WHAT TO WORK ON
Scan the data below and pick out the lines containing the word "state".

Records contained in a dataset

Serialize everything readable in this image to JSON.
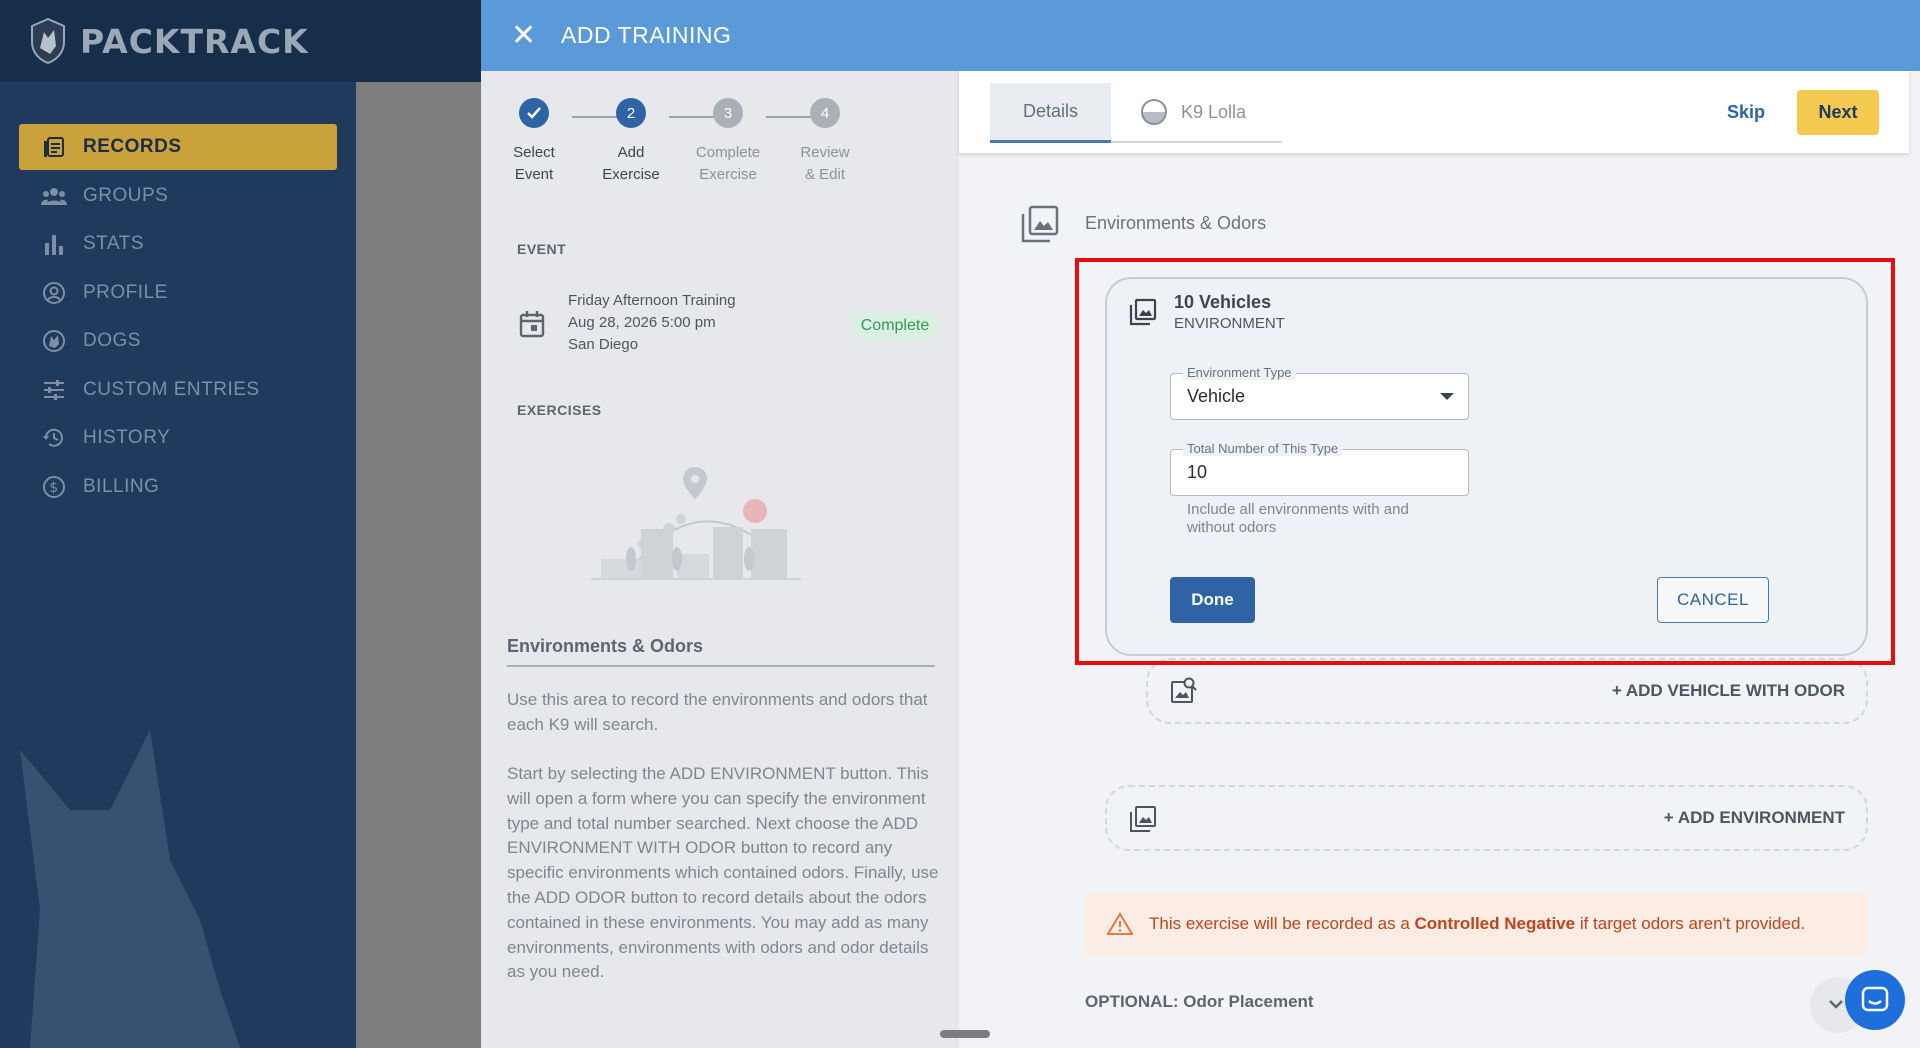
{
  "app": {
    "name": "PACKTRACK"
  },
  "sidebar": {
    "items": [
      {
        "label": "RECORDS",
        "icon": "records-icon"
      },
      {
        "label": "GROUPS",
        "icon": "groups-icon"
      },
      {
        "label": "STATS",
        "icon": "stats-icon"
      },
      {
        "label": "PROFILE",
        "icon": "profile-icon"
      },
      {
        "label": "DOGS",
        "icon": "dogs-icon"
      },
      {
        "label": "CUSTOM ENTRIES",
        "icon": "sliders-icon"
      },
      {
        "label": "HISTORY",
        "icon": "history-icon"
      },
      {
        "label": "BILLING",
        "icon": "dollar-icon"
      }
    ],
    "active_index": 0
  },
  "modal": {
    "title": "ADD TRAINING",
    "close_icon": "close-icon"
  },
  "stepper": {
    "steps": [
      {
        "number": "1",
        "line1": "Select",
        "line2": "Event",
        "state": "done"
      },
      {
        "number": "2",
        "line1": "Add",
        "line2": "Exercise",
        "state": "active"
      },
      {
        "number": "3",
        "line1": "Complete",
        "line2": "Exercise",
        "state": "pending"
      },
      {
        "number": "4",
        "line1": "Review",
        "line2": "& Edit",
        "state": "pending"
      }
    ]
  },
  "event": {
    "section_label": "EVENT",
    "name": "Friday Afternoon Training",
    "datetime": "Aug 28, 2026 5:00 pm",
    "location": "San Diego",
    "status": "Complete"
  },
  "exercises": {
    "section_label": "EXERCISES"
  },
  "help": {
    "heading": "Environments & Odors",
    "para1": "Use this area to record the environments and odors that each K9 will search.",
    "para2": "Start by selecting the ADD ENVIRONMENT button. This will open a form where you can specify the environment type and total number searched. Next choose the ADD ENVIRONMENT WITH ODOR button to record any specific environments which contained odors. Finally, use the ADD ODOR button to record details about the odors contained in these environments. You may add as many environments, environments with odors and odor details as you need."
  },
  "tabs": [
    {
      "label": "Details"
    },
    {
      "label": "K9 Lolla"
    }
  ],
  "actions": {
    "skip": "Skip",
    "next": "Next"
  },
  "env_section": {
    "label": "Environments & Odors"
  },
  "env_card": {
    "title": "10 Vehicles",
    "subtitle": "ENVIRONMENT",
    "type_label": "Environment Type",
    "type_value": "Vehicle",
    "count_label": "Total Number of This Type",
    "count_value": "10",
    "helper": "Include all environments with and without odors",
    "done": "Done",
    "cancel": "CANCEL"
  },
  "add_vehicle_odor": "+ ADD VEHICLE WITH ODOR",
  "add_environment": "+ ADD ENVIRONMENT",
  "warning": {
    "prefix": "This exercise will be recorded as a ",
    "emphasis": "Controlled Negative",
    "suffix": " if target odors aren't provided."
  },
  "optional_label": "OPTIONAL: Odor Placement",
  "colors": {
    "sidebar_bg": "#1f3a5c",
    "active_nav": "#c9a23b",
    "header_blue": "#5a9ad8",
    "primary": "#2e63a6",
    "next_yellow": "#f3c94f",
    "highlight_red": "#e80c0c",
    "success": "#2f9a55",
    "warning": "#c0441c"
  }
}
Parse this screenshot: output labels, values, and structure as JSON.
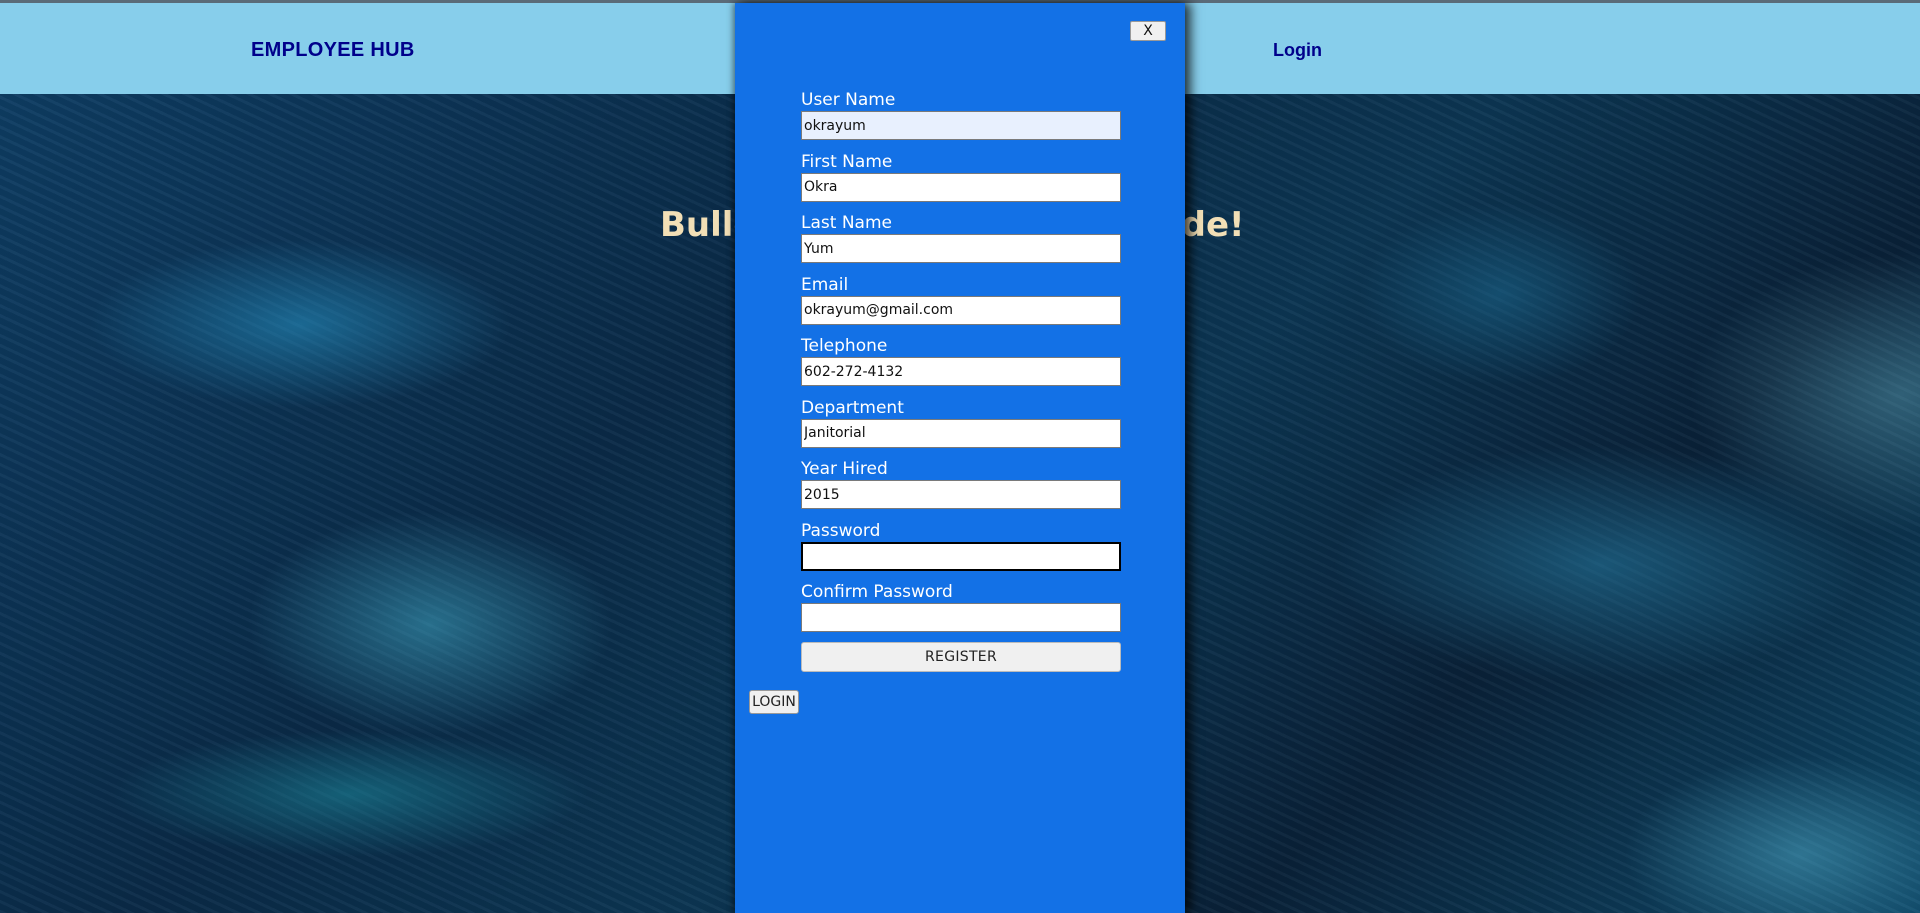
{
  "navbar": {
    "brand": "EMPLOYEE HUB",
    "login_link": "Login"
  },
  "hero": {
    "headline_left": "Bulle",
    "headline_right": "ide!"
  },
  "modal": {
    "close_label": "X",
    "fields": [
      {
        "label": "User Name",
        "value": "okrayum"
      },
      {
        "label": "First Name",
        "value": "Okra"
      },
      {
        "label": "Last Name",
        "value": "Yum"
      },
      {
        "label": "Email",
        "value": "okrayum@gmail.com"
      },
      {
        "label": "Telephone",
        "value": "602-272-4132"
      },
      {
        "label": "Department",
        "value": "Janitorial"
      },
      {
        "label": "Year Hired",
        "value": "2015"
      },
      {
        "label": "Password",
        "value": ""
      },
      {
        "label": "Confirm Password",
        "value": ""
      }
    ],
    "register_label": "REGISTER",
    "login_label": "LOGIN"
  },
  "colors": {
    "navbar_bg": "#87ceeb",
    "brand_text": "#00008b",
    "modal_bg": "#1371e6",
    "headline_text": "#f2dfb6"
  }
}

WRITTEN SOLUTION
        "state": "done"
        "state": "active"
        "state": "pending"
        "state": "pending"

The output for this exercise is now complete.